Items listed in a dataset:

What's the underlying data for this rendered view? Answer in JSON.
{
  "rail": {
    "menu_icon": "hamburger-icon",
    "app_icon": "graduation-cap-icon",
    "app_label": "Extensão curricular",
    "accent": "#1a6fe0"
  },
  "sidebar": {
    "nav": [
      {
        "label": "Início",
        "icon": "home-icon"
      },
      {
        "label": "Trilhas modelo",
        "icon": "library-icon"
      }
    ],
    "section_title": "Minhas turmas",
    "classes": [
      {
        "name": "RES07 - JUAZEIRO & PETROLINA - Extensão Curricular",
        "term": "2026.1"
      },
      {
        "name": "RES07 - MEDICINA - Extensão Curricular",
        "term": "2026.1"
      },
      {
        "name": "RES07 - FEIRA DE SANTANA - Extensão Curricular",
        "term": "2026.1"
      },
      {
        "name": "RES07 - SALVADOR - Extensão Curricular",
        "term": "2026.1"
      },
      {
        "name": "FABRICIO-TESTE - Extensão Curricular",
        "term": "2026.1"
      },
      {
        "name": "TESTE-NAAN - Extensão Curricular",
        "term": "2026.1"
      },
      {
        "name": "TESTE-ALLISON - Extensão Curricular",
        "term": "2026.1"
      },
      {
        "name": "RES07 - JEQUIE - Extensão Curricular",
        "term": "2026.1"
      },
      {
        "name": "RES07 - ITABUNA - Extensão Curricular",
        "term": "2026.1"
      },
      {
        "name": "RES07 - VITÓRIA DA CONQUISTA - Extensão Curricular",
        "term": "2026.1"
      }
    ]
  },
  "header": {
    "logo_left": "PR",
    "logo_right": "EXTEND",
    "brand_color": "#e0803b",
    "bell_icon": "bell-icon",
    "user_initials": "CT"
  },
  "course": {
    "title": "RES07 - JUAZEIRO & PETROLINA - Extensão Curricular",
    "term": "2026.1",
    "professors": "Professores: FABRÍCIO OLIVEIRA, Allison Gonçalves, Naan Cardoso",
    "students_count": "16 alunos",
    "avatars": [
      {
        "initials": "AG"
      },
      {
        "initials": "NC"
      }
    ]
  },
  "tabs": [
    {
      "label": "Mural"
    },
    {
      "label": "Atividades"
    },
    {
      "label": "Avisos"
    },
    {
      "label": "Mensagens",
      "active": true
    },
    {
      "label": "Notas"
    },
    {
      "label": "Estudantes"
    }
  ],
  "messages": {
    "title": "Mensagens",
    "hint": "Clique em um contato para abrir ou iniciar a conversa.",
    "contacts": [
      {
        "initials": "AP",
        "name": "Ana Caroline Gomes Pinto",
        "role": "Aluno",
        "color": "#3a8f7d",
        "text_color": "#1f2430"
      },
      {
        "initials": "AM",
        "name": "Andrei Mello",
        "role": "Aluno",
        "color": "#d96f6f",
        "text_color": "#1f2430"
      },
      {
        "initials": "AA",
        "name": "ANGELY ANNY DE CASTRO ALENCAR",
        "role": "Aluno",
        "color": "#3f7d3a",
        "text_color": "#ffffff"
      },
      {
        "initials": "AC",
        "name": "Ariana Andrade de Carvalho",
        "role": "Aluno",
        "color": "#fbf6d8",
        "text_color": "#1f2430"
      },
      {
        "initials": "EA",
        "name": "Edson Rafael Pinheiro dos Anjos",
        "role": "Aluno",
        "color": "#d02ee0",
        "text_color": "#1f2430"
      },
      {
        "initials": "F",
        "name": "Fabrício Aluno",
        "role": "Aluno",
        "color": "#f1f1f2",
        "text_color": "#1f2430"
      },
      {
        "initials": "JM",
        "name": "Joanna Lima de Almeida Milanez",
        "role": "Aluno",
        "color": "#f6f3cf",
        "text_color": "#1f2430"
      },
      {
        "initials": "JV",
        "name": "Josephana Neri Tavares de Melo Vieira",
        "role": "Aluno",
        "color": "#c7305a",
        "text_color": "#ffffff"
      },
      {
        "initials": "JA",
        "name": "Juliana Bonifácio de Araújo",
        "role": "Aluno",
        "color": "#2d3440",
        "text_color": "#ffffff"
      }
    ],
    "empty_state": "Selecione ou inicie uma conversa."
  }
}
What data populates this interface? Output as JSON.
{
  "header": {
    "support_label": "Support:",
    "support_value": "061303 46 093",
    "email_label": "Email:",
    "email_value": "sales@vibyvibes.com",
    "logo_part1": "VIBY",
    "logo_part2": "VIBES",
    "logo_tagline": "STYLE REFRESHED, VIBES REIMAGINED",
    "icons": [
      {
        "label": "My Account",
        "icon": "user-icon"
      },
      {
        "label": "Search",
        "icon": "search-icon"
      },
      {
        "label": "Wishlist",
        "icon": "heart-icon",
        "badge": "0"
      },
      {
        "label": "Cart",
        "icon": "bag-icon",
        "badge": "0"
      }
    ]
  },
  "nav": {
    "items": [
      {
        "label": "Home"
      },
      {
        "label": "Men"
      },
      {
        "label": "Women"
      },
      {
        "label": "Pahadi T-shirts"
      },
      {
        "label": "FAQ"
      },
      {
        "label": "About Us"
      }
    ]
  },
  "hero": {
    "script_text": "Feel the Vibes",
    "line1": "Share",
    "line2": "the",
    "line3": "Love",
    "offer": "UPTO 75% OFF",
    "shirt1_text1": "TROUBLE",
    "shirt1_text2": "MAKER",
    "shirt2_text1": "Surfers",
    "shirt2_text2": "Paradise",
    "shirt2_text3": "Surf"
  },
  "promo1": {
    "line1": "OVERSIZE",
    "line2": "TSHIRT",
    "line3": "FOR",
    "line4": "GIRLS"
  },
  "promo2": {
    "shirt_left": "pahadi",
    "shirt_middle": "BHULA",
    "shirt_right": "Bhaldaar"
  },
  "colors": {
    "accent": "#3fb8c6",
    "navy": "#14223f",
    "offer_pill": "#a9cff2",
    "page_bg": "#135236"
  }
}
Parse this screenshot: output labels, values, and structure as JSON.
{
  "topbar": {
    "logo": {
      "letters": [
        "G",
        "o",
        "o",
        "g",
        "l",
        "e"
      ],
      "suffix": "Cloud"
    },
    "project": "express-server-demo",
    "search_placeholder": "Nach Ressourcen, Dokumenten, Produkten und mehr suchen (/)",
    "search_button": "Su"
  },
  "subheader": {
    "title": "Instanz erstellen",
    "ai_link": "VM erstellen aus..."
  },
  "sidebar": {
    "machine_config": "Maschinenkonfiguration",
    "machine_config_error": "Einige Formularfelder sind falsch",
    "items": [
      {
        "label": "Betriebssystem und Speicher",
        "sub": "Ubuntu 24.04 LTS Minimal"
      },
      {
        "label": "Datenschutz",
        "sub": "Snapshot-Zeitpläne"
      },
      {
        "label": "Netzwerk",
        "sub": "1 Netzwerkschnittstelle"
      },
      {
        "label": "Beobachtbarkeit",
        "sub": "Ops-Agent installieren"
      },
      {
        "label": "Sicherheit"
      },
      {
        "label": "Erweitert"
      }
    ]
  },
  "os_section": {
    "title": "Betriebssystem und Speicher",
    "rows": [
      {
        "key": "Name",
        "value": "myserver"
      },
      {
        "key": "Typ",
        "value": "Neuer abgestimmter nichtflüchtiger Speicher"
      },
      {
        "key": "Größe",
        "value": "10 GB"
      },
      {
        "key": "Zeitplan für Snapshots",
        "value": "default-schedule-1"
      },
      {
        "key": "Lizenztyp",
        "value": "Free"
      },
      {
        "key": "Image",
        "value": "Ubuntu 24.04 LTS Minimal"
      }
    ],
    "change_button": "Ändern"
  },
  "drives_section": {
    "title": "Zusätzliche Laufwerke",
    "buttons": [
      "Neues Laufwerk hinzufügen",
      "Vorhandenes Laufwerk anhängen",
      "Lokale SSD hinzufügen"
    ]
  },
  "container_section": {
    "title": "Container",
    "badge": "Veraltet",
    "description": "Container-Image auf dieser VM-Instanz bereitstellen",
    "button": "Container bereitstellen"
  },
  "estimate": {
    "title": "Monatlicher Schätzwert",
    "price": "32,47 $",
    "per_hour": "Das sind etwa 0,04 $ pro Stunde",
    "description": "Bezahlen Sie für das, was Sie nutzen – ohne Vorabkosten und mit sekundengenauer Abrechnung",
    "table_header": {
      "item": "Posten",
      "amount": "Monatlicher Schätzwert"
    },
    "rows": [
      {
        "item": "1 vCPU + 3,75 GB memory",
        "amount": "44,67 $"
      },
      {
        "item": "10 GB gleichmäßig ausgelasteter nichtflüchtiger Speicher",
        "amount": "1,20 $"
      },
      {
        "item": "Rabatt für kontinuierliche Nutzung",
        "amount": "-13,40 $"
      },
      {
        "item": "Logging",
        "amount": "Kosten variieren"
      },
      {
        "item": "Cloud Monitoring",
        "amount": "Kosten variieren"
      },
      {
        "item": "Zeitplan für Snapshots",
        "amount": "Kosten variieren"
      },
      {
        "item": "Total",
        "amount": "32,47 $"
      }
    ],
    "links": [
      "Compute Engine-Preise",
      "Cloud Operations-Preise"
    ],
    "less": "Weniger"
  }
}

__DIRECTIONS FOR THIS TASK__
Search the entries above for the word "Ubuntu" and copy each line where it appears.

__TASK OUTPUT__
        "sub": "Ubuntu 24.04 LTS Minimal"
        "value": "Ubuntu 24.04 LTS Minimal"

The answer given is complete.